Not needing a TV=portable/handheld. The most popular sku of 3DS was $199 so thats a good price point for making it a 1 per person device and for primarily handheld gamers to get one.
Making a handheld only or console only version will be seen inferior to people who like both, but not to people who only like one or the other.
They are pushing it as a console currently because of the price and to keep it coexisting with 3DS. In the next year or two when the price drops, 3DS is phased out and games like Pokemon/Animal Crossing come out then it will be very much pushed as a handheld as well.
The 3rd party support of Switch will not be affected by PS5/XB4. Like i said, the majority of its 3rd party upport comes from indie games m, Japanese games, kid/family games & previous generation ports/remasters.
These type of games do not typically require big budgets or high end specs so Switch has little risk of losing them.

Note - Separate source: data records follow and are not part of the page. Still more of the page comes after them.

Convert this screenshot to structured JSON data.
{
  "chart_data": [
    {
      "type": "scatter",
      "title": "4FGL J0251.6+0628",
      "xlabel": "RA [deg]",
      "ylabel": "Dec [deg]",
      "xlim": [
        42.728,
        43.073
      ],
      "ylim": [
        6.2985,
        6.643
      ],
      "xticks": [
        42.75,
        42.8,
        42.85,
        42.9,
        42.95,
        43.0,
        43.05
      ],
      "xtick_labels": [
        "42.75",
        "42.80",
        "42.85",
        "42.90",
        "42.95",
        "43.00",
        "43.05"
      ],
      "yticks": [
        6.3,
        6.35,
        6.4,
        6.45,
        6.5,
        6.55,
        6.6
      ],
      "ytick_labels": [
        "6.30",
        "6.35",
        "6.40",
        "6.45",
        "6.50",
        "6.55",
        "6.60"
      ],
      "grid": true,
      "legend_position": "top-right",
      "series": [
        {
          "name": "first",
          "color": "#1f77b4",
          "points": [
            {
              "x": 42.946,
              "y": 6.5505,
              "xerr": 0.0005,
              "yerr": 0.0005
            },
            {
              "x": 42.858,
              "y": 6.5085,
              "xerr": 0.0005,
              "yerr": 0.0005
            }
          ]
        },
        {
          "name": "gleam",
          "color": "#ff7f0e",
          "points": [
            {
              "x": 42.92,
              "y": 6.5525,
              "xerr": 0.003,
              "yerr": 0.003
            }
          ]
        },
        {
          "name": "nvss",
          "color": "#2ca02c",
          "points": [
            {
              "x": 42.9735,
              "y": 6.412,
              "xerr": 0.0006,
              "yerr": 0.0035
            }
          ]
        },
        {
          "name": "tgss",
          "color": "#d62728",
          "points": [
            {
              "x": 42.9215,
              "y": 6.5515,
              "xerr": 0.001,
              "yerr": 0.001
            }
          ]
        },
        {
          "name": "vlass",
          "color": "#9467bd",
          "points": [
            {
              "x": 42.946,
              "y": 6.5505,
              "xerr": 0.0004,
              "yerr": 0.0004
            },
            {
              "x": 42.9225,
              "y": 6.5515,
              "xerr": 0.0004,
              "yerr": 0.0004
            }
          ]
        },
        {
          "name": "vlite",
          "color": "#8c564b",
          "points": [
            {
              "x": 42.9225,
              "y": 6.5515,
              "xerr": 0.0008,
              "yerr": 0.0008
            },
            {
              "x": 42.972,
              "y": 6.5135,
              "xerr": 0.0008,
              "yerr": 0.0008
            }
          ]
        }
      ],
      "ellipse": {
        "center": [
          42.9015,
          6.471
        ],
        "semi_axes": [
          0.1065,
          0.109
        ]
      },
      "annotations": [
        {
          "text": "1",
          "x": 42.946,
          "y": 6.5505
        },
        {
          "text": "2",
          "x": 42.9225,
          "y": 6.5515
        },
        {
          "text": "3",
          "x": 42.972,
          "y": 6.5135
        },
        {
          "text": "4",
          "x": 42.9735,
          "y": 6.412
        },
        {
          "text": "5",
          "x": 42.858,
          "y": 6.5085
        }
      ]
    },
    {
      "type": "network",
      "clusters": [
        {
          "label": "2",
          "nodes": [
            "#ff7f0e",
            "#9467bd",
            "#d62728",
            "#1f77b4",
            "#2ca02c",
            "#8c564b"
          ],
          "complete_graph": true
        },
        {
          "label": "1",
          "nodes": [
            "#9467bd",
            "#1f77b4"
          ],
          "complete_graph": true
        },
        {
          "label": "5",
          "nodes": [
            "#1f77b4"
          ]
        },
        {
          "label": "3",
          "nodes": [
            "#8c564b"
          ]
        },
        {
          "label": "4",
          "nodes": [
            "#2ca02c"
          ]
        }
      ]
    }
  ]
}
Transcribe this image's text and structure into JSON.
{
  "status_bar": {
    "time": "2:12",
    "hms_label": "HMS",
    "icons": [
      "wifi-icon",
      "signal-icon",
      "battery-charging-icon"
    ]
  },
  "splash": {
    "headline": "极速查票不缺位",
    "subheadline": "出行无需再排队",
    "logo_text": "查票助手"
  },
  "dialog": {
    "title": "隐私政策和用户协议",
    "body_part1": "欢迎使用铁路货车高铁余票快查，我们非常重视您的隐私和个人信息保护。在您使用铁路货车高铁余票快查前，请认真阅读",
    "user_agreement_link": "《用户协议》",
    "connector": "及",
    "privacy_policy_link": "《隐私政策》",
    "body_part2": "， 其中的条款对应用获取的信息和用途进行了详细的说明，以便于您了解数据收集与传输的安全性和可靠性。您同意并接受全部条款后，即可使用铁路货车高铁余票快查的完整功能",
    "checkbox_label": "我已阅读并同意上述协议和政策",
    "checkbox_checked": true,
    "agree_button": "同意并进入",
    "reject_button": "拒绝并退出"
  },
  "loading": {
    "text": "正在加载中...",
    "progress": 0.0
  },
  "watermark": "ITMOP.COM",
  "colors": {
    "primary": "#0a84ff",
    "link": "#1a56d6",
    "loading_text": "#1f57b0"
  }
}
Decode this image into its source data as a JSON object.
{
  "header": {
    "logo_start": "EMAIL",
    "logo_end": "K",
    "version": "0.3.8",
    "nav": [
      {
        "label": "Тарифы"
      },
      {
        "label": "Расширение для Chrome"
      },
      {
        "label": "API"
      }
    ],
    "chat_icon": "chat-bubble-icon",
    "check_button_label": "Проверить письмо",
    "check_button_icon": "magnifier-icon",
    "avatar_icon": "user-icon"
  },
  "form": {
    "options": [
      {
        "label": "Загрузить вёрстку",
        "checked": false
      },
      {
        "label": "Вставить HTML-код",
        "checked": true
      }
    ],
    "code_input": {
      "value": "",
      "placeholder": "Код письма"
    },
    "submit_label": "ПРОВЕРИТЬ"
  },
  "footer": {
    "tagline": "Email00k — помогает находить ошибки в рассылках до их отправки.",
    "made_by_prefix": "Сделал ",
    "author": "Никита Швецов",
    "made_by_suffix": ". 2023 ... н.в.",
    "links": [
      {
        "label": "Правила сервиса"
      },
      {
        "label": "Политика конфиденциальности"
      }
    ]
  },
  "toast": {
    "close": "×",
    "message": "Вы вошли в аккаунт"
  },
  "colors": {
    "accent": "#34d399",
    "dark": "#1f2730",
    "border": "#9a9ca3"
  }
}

Like i said to Curl, Switch 3rd party supprt can be compared to the consolidated support of Wii U, 3DS & Vita. Those 3 systems were underpowered and recieved very few AAA multiplats and so far Switch hasnt recieved many either. You cant lose something you never had so lack of multiplats will not be a factor.
Note: I wrote "Yeah, Labo is probably the thing that can't add a lot of kids to it's userbase.". I meant to say "can add". My bad.
I don't think things are as simple as lowering the price and cutting out the TV mode.
Switch is a success because it does both. Any kind of model that takes something away will indeed be seen as less.
Usually consoles or portables, when having a HW revision, usually add something. But there are exceptions like the 2DS (although removing the 3D screen wasn't a major deal) or the Vita (inferior screen; added internal memory).
In this case you'd be going from the best of both worlds, to just one. It wouldn't be an upgrade, it would be a downgrade, and a major one at that.
3DS had a higher price tag but you had a better product - even if slightly. And the move was to upgrade.
In this case, it would be the exact opposite.
Yes, you can say that despite that, handheld-only gamers would buy it. The question would be, how relevant would that userbase be, so that it could pay off R&D for an inferior product, when you could use that Money and spend it on upgrading the product most would want.
I can see Nintendo positioning Switch as a handheld for Animal Crossing, but Pokémon? I seriously doubt that.
People have spent years, decades, begging for a real Pokémon on consoles. The day it releases you can bet Nintendo will remind people of that! After all, handheld users are a shoo-in anyway.
Your description of the support Switch is getting, is pretty much correct. But, assuming that it's going to stay like that forever, is speculation.
So far, from what we have seen, i really can't heavily refute that, but given that some companies have already expressed that they jumped on the Switch bandwagon too late (didn't believe in its success), i can only assume that, if not before, next year, we might see some meaningful changes. As in, less ports and more multiplats and even exclusives.
But Switch is in a different position from Wii U, 3DS and Vita.
It's succeeding in the home console front, unlike the Wii U. And unlike, 3DS and Vita, which only got japanese support - because western developers don't care about handhelds -, Switch can appeal to both sides.
In other words, it's a success in home console land and a success in handheld land. It's the perfect situation to be in!